DATA RECORDS:
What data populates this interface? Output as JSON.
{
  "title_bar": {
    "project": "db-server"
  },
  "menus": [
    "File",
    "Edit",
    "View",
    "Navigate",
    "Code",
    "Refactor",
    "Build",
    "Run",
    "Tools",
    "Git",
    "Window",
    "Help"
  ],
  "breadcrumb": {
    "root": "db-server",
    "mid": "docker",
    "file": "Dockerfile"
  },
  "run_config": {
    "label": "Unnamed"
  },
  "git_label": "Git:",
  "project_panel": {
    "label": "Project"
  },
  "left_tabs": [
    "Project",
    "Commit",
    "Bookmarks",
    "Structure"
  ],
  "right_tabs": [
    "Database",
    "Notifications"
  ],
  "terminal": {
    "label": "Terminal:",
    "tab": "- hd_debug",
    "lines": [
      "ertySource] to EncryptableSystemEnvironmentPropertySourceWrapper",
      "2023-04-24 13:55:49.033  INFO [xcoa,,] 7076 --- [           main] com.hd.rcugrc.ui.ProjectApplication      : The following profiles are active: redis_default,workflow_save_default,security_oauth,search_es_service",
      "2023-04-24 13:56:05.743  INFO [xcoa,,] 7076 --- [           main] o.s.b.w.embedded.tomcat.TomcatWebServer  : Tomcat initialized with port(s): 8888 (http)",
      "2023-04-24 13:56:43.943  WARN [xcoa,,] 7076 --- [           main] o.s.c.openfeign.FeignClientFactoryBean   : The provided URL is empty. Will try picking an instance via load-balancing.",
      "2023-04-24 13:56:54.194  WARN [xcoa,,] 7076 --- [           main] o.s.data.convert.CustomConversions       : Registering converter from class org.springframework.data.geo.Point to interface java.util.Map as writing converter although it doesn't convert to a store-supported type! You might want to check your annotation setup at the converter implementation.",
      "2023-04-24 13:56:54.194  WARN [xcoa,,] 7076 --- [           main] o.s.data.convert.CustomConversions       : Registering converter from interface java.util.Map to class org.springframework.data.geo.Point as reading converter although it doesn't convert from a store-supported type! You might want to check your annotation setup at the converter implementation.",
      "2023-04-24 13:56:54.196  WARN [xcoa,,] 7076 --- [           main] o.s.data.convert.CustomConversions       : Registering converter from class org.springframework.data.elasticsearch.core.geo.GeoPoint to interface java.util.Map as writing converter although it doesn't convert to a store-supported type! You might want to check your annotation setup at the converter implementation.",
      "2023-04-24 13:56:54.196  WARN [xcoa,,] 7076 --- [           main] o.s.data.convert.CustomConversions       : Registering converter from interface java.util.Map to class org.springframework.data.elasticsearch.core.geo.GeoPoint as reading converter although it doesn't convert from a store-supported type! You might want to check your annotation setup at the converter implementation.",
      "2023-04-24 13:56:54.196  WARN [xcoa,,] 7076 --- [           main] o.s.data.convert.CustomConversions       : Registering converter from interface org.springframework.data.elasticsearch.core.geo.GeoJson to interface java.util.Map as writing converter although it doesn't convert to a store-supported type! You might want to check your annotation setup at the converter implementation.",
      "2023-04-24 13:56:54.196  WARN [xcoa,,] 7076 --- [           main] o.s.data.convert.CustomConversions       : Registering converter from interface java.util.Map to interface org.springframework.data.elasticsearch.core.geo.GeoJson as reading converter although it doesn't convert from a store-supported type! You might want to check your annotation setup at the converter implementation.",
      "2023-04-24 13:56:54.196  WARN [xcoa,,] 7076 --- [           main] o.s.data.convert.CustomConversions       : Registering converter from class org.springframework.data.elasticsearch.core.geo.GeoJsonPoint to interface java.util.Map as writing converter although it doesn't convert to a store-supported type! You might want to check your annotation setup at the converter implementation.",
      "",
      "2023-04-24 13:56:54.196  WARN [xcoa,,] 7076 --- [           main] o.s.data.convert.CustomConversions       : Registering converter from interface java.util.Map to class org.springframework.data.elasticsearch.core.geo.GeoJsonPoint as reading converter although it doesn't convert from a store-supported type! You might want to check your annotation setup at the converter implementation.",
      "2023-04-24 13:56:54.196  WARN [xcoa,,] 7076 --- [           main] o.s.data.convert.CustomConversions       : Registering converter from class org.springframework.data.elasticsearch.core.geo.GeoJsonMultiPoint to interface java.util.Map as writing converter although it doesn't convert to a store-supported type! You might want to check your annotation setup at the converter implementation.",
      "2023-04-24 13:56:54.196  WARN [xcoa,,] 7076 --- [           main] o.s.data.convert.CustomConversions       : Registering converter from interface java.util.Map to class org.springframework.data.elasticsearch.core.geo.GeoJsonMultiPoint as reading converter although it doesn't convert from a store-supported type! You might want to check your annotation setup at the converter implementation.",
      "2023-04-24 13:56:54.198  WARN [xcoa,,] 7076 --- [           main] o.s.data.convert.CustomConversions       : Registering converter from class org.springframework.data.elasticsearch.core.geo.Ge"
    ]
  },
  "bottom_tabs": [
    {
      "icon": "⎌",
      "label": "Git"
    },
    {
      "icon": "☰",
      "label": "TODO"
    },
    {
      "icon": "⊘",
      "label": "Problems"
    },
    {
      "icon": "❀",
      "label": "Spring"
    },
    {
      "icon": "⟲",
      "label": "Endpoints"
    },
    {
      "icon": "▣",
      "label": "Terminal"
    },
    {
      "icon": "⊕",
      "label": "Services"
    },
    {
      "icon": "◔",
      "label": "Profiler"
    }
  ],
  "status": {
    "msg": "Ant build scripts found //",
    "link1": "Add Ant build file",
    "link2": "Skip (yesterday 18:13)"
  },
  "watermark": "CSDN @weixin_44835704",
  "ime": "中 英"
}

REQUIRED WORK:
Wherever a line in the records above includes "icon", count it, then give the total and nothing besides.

TASK RESULT:
8